I mentioned how much I was loving Robert Galbraith’s mystery novels in my August favorites, but it took me all of September (and most of October) to get through The Silkworm. That’s not to say that this book isn’t engaging: in fact, it’s a page-turner. […]
Gone Girl, Gillian Flynn’s dark novel, has made waves in the book world as well as on screen. The mystery follows the disappearance of a beautiful woman named Amy. Where is Amy? Is she dead? Who did it? The book is full of surprises and twisted characters, enhanced by Flynn’s depiction of the way the media can affect a case. The novel is the inverse of a fairytale: instead of ending with a happily-ever-after, it begins with happily-ever-after gone wrong. If you are looking for a book with relatable characters or a positive outlook on romantic relationships, this one probably isn’t for you. But if you enjoy suspense or are looking for a true page-turner, look no further. Psychologically intriguing but utterly jarring, Gone Girl is not for the faint of heart.

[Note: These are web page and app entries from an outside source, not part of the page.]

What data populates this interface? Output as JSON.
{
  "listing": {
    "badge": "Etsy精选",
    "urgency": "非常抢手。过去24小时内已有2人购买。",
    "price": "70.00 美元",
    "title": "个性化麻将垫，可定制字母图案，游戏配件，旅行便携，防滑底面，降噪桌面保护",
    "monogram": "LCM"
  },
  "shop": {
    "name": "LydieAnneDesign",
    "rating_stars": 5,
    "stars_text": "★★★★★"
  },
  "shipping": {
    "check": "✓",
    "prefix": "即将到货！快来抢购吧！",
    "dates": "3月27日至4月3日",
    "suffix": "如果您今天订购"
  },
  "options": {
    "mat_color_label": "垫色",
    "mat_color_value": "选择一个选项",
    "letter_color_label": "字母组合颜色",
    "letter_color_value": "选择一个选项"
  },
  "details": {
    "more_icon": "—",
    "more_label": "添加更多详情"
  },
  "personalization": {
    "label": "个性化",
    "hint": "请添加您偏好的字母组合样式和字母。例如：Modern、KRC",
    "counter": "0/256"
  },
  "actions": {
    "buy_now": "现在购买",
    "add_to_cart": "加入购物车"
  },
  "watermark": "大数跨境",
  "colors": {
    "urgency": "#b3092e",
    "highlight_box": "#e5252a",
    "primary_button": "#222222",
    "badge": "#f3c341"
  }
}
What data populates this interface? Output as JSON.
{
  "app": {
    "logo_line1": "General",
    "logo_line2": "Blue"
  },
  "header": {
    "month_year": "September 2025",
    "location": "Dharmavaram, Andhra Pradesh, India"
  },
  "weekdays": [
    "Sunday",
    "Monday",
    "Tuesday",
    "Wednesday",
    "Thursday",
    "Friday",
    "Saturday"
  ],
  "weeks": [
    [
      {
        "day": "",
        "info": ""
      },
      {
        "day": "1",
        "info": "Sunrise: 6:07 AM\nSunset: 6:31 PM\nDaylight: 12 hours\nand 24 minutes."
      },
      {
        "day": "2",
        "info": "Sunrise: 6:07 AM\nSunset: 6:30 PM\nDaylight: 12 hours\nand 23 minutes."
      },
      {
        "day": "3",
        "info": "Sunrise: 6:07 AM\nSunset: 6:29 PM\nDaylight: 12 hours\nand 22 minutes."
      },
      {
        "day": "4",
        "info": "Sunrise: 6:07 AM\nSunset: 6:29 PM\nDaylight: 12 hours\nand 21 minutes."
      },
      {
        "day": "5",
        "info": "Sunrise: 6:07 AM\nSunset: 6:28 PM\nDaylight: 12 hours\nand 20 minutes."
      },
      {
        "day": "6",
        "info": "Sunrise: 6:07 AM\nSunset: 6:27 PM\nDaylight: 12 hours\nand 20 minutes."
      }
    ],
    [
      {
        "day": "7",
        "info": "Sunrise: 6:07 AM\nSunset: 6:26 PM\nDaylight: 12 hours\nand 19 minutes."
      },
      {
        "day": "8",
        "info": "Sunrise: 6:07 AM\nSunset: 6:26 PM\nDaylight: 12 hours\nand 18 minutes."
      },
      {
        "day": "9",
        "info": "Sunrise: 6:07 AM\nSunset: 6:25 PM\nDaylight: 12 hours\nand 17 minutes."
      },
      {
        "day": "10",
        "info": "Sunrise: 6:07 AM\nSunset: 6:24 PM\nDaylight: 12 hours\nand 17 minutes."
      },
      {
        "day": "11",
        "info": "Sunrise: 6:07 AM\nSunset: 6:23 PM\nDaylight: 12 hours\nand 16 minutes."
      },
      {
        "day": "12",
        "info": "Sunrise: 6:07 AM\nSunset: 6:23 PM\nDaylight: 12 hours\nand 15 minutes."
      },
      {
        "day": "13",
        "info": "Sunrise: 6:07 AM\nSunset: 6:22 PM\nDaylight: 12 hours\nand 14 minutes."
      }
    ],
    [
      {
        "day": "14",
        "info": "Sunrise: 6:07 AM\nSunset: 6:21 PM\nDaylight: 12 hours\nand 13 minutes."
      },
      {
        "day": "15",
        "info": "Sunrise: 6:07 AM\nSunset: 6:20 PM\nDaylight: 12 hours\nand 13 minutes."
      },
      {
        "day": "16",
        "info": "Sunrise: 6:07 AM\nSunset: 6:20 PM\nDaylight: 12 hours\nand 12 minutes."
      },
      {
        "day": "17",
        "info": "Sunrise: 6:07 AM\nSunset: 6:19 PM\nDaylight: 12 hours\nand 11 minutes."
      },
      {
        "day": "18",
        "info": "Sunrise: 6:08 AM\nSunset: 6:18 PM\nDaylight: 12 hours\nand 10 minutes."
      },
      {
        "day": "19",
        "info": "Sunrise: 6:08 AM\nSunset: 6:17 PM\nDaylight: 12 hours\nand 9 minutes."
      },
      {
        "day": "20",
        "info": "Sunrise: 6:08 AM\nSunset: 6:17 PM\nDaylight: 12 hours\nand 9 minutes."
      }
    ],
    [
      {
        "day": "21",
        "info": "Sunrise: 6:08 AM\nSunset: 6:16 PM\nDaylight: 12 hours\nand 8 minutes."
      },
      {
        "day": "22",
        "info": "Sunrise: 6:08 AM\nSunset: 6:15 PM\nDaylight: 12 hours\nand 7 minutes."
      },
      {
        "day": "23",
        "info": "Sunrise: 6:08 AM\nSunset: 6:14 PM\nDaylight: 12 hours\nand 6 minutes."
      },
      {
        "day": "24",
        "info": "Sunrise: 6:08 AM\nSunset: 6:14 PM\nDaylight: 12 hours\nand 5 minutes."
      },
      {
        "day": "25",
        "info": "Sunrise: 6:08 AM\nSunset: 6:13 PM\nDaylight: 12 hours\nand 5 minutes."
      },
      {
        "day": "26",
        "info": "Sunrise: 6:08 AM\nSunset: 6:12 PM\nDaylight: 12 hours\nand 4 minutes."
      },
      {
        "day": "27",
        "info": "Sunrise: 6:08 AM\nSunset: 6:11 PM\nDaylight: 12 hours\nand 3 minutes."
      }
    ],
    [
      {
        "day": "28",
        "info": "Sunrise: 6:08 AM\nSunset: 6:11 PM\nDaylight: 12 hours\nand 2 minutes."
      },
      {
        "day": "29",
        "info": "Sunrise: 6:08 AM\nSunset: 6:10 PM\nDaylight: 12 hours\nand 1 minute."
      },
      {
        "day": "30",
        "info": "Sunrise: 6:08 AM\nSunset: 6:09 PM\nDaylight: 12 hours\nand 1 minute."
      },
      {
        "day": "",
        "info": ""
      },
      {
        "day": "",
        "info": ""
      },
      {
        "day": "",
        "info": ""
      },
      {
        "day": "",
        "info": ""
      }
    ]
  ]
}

If perhaps you are curious about Gone Girl, but not interested in reading the book, I would recommend watching the film. It is one of the best page-to-screen adaptations I have ever seen, with notable performances by Ben Affleck, Rosamund Pike, and Neal Patrick Harris. Regardless of the film’s association with a novel, it is an excellent thriller.